## Work request
Reproduce the records below exactly as they appear.

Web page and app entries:
========
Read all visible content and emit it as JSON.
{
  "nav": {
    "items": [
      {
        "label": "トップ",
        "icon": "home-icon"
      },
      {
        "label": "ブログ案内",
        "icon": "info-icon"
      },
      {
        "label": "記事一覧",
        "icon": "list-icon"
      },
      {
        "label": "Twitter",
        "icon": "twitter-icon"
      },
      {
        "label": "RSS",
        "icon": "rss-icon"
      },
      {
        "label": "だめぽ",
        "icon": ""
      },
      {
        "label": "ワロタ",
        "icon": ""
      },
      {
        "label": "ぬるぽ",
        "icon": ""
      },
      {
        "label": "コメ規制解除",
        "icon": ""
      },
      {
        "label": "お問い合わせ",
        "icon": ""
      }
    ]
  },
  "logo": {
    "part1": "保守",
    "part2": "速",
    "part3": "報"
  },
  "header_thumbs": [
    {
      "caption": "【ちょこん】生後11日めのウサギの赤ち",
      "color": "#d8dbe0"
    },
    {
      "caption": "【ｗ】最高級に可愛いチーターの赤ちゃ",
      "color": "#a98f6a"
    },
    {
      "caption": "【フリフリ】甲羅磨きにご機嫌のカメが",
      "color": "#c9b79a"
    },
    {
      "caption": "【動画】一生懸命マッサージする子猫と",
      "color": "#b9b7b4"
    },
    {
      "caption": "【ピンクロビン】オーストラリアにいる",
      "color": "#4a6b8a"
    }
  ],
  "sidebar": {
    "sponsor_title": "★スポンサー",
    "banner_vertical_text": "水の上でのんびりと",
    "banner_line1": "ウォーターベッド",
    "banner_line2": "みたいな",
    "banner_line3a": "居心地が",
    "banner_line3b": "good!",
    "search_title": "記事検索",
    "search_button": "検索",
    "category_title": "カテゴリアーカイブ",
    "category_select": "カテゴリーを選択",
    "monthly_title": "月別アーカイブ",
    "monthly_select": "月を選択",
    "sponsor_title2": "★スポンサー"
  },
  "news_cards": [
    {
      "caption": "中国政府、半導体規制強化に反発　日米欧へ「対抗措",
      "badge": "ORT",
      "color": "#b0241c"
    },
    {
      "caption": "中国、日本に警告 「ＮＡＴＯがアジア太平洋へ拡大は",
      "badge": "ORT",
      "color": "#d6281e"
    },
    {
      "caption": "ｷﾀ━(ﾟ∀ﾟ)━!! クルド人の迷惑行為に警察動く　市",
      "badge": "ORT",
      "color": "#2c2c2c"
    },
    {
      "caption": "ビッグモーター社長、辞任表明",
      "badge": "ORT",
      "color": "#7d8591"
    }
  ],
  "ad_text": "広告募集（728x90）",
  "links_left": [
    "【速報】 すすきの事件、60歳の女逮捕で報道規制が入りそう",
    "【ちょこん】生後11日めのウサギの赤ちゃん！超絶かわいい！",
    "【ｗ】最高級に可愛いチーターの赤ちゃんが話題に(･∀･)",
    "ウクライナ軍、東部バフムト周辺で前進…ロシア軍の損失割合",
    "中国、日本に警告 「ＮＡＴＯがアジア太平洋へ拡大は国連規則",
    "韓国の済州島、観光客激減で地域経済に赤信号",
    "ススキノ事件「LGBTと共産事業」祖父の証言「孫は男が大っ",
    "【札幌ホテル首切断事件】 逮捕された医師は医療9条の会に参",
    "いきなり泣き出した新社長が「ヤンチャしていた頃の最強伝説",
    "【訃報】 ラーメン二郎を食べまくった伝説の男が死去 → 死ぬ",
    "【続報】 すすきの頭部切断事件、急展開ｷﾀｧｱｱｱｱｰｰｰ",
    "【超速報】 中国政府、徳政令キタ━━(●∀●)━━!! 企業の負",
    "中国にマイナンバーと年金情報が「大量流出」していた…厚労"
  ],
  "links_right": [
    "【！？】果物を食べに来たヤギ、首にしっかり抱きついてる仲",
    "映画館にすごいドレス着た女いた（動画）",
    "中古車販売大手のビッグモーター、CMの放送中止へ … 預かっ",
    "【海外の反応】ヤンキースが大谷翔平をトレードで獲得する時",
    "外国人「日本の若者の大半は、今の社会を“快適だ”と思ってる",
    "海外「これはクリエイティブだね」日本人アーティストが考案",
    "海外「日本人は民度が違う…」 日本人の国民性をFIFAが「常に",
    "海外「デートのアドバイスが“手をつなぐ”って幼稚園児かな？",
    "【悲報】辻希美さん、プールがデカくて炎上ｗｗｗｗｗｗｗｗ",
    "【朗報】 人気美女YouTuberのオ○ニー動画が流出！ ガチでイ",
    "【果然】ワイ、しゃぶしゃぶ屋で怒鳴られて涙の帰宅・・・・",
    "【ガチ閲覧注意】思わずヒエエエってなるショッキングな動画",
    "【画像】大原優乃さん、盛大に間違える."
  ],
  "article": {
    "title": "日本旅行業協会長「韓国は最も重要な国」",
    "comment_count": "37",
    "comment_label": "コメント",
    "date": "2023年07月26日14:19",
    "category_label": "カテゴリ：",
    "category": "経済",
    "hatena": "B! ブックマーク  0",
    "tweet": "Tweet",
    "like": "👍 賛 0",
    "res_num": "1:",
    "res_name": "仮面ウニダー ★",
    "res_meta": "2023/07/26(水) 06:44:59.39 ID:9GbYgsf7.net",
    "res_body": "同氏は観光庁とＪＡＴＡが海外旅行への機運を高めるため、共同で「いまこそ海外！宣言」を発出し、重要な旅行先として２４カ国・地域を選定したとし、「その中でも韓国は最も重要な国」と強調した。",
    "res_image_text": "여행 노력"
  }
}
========
## Expected answer
Read all visible content and emit it as JSON.
{
  "nav": {
    "items": [
      {
        "label": "トップ",
        "icon": "home-icon"
      },
      {
        "label": "ブログ案内",
        "icon": "info-icon"
      },
      {
        "label": "記事一覧",
        "icon": "list-icon"
      },
      {
        "label": "Twitter",
        "icon": "twitter-icon"
      },
      {
        "label": "RSS",
        "icon": "rss-icon"
      },
      {
        "label": "だめぽ",
        "icon": ""
      },
      {
        "label": "ワロタ",
        "icon": ""
      },
      {
        "label": "ぬるぽ",
        "icon": ""
      },
      {
        "label": "コメ規制解除",
        "icon": ""
      },
      {
        "label": "お問い合わせ",
        "icon": ""
      }
    ]
  },
  "logo": {
    "part1": "保守",
    "part2": "速",
    "part3": "報"
  },
  "header_thumbs": [
    {
      "caption": "【ちょこん】生後11日めのウサギの赤ち",
      "color": "#d8dbe0"
    },
    {
      "caption": "【ｗ】最高級に可愛いチーターの赤ちゃ",
      "color": "#a98f6a"
    },
    {
      "caption": "【フリフリ】甲羅磨きにご機嫌のカメが",
      "color": "#c9b79a"
    },
    {
      "caption": "【動画】一生懸命マッサージする子猫と",
      "color": "#b9b7b4"
    },
    {
      "caption": "【ピンクロビン】オーストラリアにいる",
      "color": "#4a6b8a"
    }
  ],
  "sidebar": {
    "sponsor_title": "★スポンサー",
    "banner_vertical_text": "水の上でのんびりと",
    "banner_line1": "ウォーターベッド",
    "banner_line2": "みたいな",
    "banner_line3a": "居心地が",
    "banner_line3b": "good!",
    "search_title": "記事検索",
    "search_button": "検索",
    "category_title": "カテゴリアーカイブ",
    "category_select": "カテゴリーを選択",
    "monthly_title": "月別アーカイブ",
    "monthly_select": "月を選択",
    "sponsor_title2": "★スポンサー"
  },
  "news_cards": [
    {
      "caption": "中国政府、半導体規制強化に反発　日米欧へ「対抗措",
      "badge": "ORT",
      "color": "#b0241c"
    },
    {
      "caption": "中国、日本に警告 「ＮＡＴＯがアジア太平洋へ拡大は",
      "badge": "ORT",
      "color": "#d6281e"
    },
    {
      "caption": "ｷﾀ━(ﾟ∀ﾟ)━!! クルド人の迷惑行為に警察動く　市",
      "badge": "ORT",
      "color": "#2c2c2c"
    },
    {
      "caption": "ビッグモーター社長、辞任表明",
      "badge": "ORT",
      "color": "#7d8591"
    }
  ],
  "ad_text": "広告募集（728x90）",
  "links_left": [
    "【速報】 すすきの事件、60歳の女逮捕で報道規制が入りそう",
    "【ちょこん】生後11日めのウサギの赤ちゃん！超絶かわいい！",
    "【ｗ】最高級に可愛いチーターの赤ちゃんが話題に(･∀･)",
    "ウクライナ軍、東部バフムト周辺で前進…ロシア軍の損失割合",
    "中国、日本に警告 「ＮＡＴＯがアジア太平洋へ拡大は国連規則",
    "韓国の済州島、観光客激減で地域経済に赤信号",
    "ススキノ事件「LGBTと共産事業」祖父の証言「孫は男が大っ",
    "【札幌ホテル首切断事件】 逮捕された医師は医療9条の会に参",
    "いきなり泣き出した新社長が「ヤンチャしていた頃の最強伝説",
    "【訃報】 ラーメン二郎を食べまくった伝説の男が死去 → 死ぬ",
    "【続報】 すすきの頭部切断事件、急展開ｷﾀｧｱｱｱｱｰｰｰ",
    "【超速報】 中国政府、徳政令キタ━━(●∀●)━━!! 企業の負",
    "中国にマイナンバーと年金情報が「大量流出」していた…厚労"
  ],
  "links_right": [
    "【！？】果物を食べに来たヤギ、首にしっかり抱きついてる仲",
    "映画館にすごいドレス着た女いた（動画）",
    "中古車販売大手のビッグモーター、CMの放送中止へ … 預かっ",
    "【海外の反応】ヤンキースが大谷翔平をトレードで獲得する時",
    "外国人「日本の若者の大半は、今の社会を“快適だ”と思ってる",
    "海外「これはクリエイティブだね」日本人アーティストが考案",
    "海外「日本人は民度が違う…」 日本人の国民性をFIFAが「常に",
    "海外「デートのアドバイスが“手をつなぐ”って幼稚園児かな？",
    "【悲報】辻希美さん、プールがデカくて炎上ｗｗｗｗｗｗｗｗ",
    "【朗報】 人気美女YouTuberのオ○ニー動画が流出！ ガチでイ",
    "【果然】ワイ、しゃぶしゃぶ屋で怒鳴られて涙の帰宅・・・・",
    "【ガチ閲覧注意】思わずヒエエエってなるショッキングな動画",
    "【画像】大原優乃さん、盛大に間違える."
  ],
  "article": {
    "title": "日本旅行業協会長「韓国は最も重要な国」",
    "comment_count": "37",
    "comment_label": "コメント",
    "date": "2023年07月26日14:19",
    "category_label": "カテゴリ：",
    "category": "経済",
    "hatena": "B! ブックマーク  0",
    "tweet": "Tweet",
    "like": "👍 賛 0",
    "res_num": "1:",
    "res_name": "仮面ウニダー ★",
    "res_meta": "2023/07/26(水) 06:44:59.39 ID:9GbYgsf7.net",
    "res_body": "同氏は観光庁とＪＡＴＡが海外旅行への機運を高めるため、共同で「いまこそ海外！宣言」を発出し、重要な旅行先として２４カ国・地域を選定したとし、「その中でも韓国は最も重要な国」と強調した。",
    "res_image_text": "여행 노력"
  }
}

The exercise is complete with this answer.